HILO — It’s back to the drawing board for the county Salary Commission.
After hearing from members of the public Thursday who were mostly opposed to proposed raises, the commission decided to do more work on the plan rather than implementing it in time for the new fiscal year that starts July 1.
“This calls for some heavy deliberation and thinking,” said Commission Chairwoman Karolyn Lundkvist. “After listening to everything everyone said, we really need to think about it.”
But Commissioner Brian De Lima said adjustments are needed.
“We’re on an island where a lot of citizens do struggle to make ends meet. … Those concerns are not lost on me,” De Lima said. “I do appreciate the struggles many of our families have. … (but) this is not going to take away significant resources that are being used to meet our county’s needs.”
Commission Vice Chairwoman Pudding Lassiter agreed. Lassiter was one of three members of a subcommittee that brought forward the recommendations.
“The public has to recognize that these are the people who are the leaders,” Lassiter said. “If we don’t take care of the people who take care of us, then we’re lost.”
The committee’s recommendations included a $22,000 raise for the mayor, to an annual salary of $131,154. Mayor Billy Kenoi has said he doesn’t want a raise, and if it is given to him, he’ll give it to Hawaii Island’s United Way.
Kenoi told West Hawaii Today on Wednesday that he wouldn’t oppose raises for his “hard-working” department heads, but he didn’t want one himself. Finance Director Nancy Crawford sent the commission a letter, saying the county’s budget is too tight this year to afford raises.
The raises would cost a total of $224,646 annually, not including benefits. The recommendations are based on what other jurisdictions pay and what the highest subordinate salaries are on the premise that workers shouldn’t make more than their bosses.
The commission plans meetings in June and July to finalize a salary plan.
Gertrude Pauline of Hilo noted that the minimum wage hasn’t been raised in years, and people have to work two or three jobs just to make ends meet.
“The state always says it doesn’t have money, the county always says it doesn’t have money. But there’s money for raises? It doesn’t make sense,” said Pauline. “You’re taking from the seniors, you’re taking from the poor, you’re taking from the less fortunate. You’re taking from the struggling taxpayers.”
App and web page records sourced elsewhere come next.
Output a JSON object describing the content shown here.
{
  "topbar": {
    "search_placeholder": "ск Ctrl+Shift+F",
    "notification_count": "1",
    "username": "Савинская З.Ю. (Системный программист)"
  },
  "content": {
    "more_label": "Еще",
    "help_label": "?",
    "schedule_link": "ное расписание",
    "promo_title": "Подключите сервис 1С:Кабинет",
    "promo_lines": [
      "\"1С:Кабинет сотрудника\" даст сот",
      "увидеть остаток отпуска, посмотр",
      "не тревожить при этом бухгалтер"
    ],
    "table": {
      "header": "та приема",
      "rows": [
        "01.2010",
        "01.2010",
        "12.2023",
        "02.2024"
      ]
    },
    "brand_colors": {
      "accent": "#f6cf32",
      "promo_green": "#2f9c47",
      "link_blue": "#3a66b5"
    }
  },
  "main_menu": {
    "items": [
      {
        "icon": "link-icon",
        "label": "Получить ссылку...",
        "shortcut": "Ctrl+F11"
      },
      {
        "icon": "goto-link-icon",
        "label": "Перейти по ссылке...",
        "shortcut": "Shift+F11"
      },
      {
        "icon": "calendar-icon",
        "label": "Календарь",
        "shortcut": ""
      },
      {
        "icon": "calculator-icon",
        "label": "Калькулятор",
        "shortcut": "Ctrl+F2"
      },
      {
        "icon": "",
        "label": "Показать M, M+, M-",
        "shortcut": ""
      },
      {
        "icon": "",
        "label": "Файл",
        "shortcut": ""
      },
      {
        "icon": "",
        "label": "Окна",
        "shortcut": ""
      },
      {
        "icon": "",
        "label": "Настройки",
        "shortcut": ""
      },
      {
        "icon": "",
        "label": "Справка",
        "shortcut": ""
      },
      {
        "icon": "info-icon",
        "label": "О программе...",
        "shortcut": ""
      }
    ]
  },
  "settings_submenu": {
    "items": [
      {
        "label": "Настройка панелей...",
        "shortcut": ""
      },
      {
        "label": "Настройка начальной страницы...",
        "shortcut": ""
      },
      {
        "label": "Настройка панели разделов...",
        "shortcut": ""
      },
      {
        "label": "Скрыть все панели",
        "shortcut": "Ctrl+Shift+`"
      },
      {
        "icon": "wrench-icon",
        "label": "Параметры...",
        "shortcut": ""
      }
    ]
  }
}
“What in the Sam Hill are government officials trying to do? Foment civil unrest?” added John Callahan.
But a member of the Fire Commission and a former member of the Police Commission urged the Salary Commission to look more closely at increasing salaries for the fire chief and police chief.
The commission isn’t recommending changes to salaries for the fire chief, who currently makes $114,768, or the deputy fire chief, who makes $109,296, on the theory that they make more than their highest paid subordinate, who is paid $100,044.
But Fire Commissioner Toby Taniguchi of Waimea said the subordinate’s salary is misleading, because first responders typically rack up a lot of overtime, in addition to incentive pay.
The average salary for a firefighter is closer to $120,000 a year, Taniguchi said.
“We will be hard-pressed to find individuals willing to take on more responsibility … with less pay,” Taniguchi said.
The fire chief’s salary was raised in January 2012. Other top officials haven’t had raises since the step increases were discontinued in 2009.
The Salary Commission is recommending a $12,567 raise for the chief of police, raising his salary to $127,335, and a $14,802 raise for the deputy police chief, to $124,098. The highest subordinate salary is $123,624.